**Exercise requirements**
The reply should be one number: how many lines of the data below contain "注文追加".

**Entries supplied**
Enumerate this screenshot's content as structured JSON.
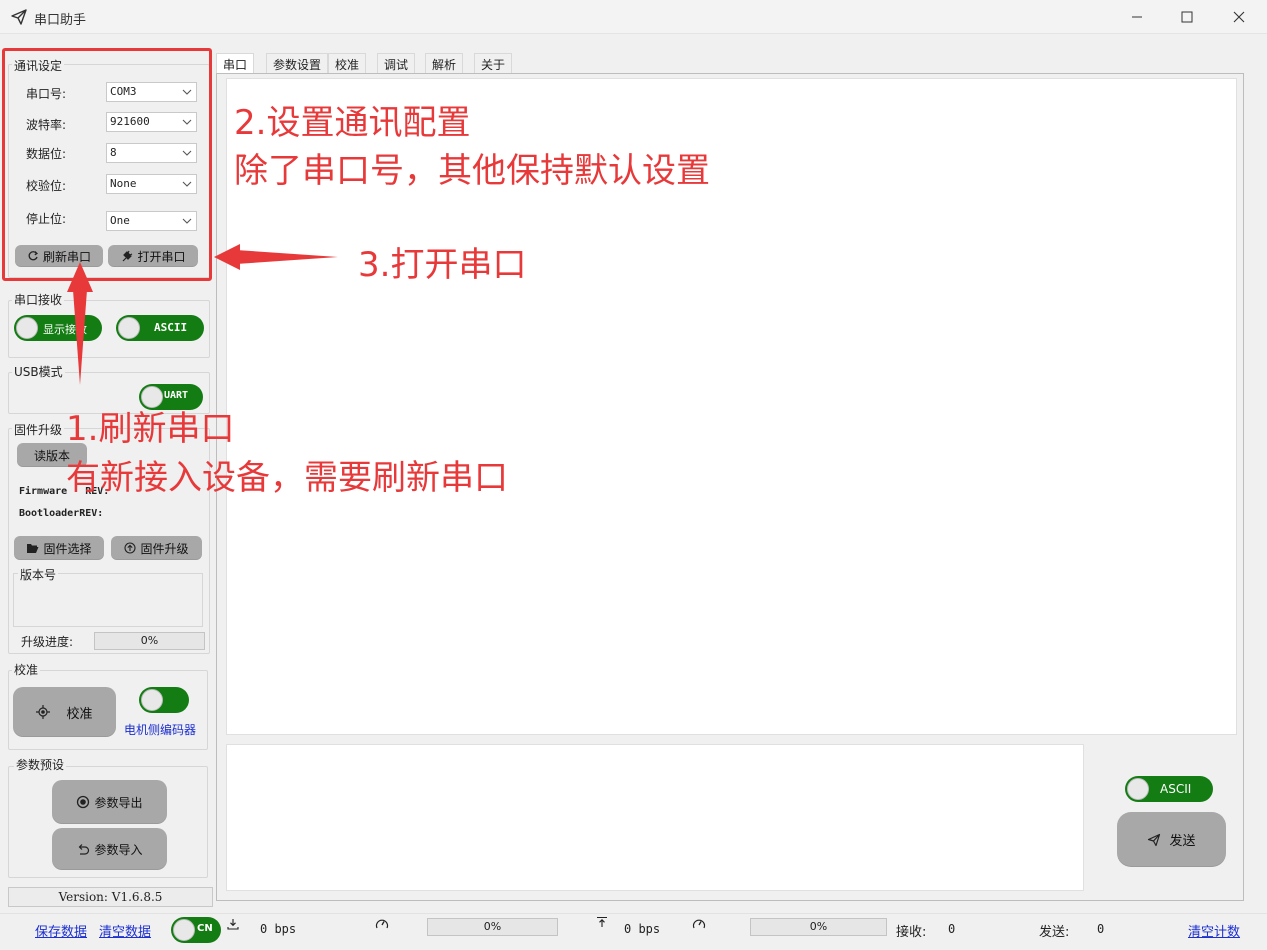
{
  "window": {
    "title": "串口助手"
  },
  "tabs": [
    "串口",
    "参数设置",
    "校准",
    "调试",
    "解析",
    "关于"
  ],
  "comm": {
    "group_label": "通讯设定",
    "port_label": "串口号:",
    "port_value": "COM3",
    "baud_label": "波特率:",
    "baud_value": "921600",
    "data_label": "数据位:",
    "data_value": "8",
    "parity_label": "校验位:",
    "parity_value": "None",
    "stop_label": "停止位:",
    "stop_value": "One",
    "refresh_button": "刷新串口",
    "open_button": "打开串口"
  },
  "receive": {
    "group_label": "串口接收",
    "display_toggle": "显示接收",
    "ascii_toggle": "ASCII"
  },
  "usb": {
    "group_label": "USB模式",
    "uart_toggle": "UART"
  },
  "firmware": {
    "group_label": "固件升级",
    "read_version_button": "读版本",
    "firmware_rev_label": "Firmware",
    "firmware_rev_suffix": "REV:",
    "bootloader_rev_label": "Bootloader",
    "bootloader_rev_suffix": "REV:",
    "select_button": "固件选择",
    "upgrade_button": "固件升级",
    "version_group_label": "版本号",
    "progress_label": "升级进度:",
    "progress_text": "0%",
    "progress_value": 0
  },
  "calibration": {
    "group_label": "校准",
    "calibrate_button": "校准",
    "encoder_label": "电机侧编码器"
  },
  "params": {
    "group_label": "参数预设",
    "export_button": "参数导出",
    "import_button": "参数导入"
  },
  "version": "Version: V1.6.8.5",
  "send": {
    "ascii_toggle": "ASCII",
    "send_button": "发送"
  },
  "statusbar": {
    "save_data": "保存数据",
    "clear_data": "清空数据",
    "lang_toggle": "CN",
    "rx_rate": "0 bps",
    "rx_progress": "0%",
    "tx_rate": "0 bps",
    "tx_progress": "0%",
    "rx_label": "接收:",
    "rx_count": "0",
    "tx_label": "发送:",
    "tx_count": "0",
    "clear_count": "清空计数"
  },
  "annotations": {
    "step2_line1": "2.设置通讯配置",
    "step2_line2": "除了串口号，其他保持默认设置",
    "step3": "3.打开串口",
    "step1_line1": "1.刷新串口",
    "step1_line2": "有新接入设备，需要刷新串口"
  },
  "colors": {
    "toggle_green": "#137d13",
    "annotation_red": "#e8393a",
    "button_gray": "#a8a8a8",
    "link_blue": "#1c2fd0"
  }
}
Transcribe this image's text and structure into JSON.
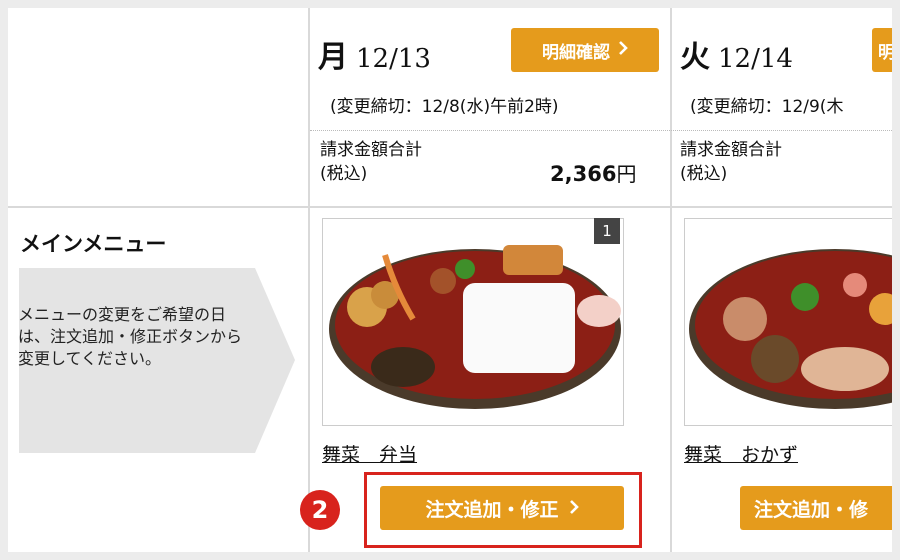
{
  "days": [
    {
      "dow": "月",
      "date": "12/13",
      "detail_label": "明細確認",
      "deadline": "(変更締切：12/8(水)午前2時)",
      "billing_line1": "請求金額合計",
      "billing_line2": "(税込)",
      "amount": "2,366",
      "currency": "円",
      "badge": "1",
      "item_name": "舞菜　弁当",
      "order_label": "注文追加・修正"
    },
    {
      "dow": "火",
      "date": "12/14",
      "detail_label": "明",
      "deadline": "(変更締切：12/9(木",
      "billing_line1": "請求金額合計",
      "billing_line2": "(税込)",
      "item_name": "舞菜　おかず",
      "order_label": "注文追加・修"
    }
  ],
  "main_menu": {
    "title": "メインメニュー",
    "note": "メニューの変更をご希望の日は、注文追加・修正ボタンから変更してください。"
  },
  "step_marker": "2",
  "icons": {
    "chevron": "chevron-right-icon"
  },
  "colors": {
    "accent": "#e59b1c",
    "highlight": "#d8231d",
    "callout": "#e4e4e4"
  }
}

**Reply to the exercise**
3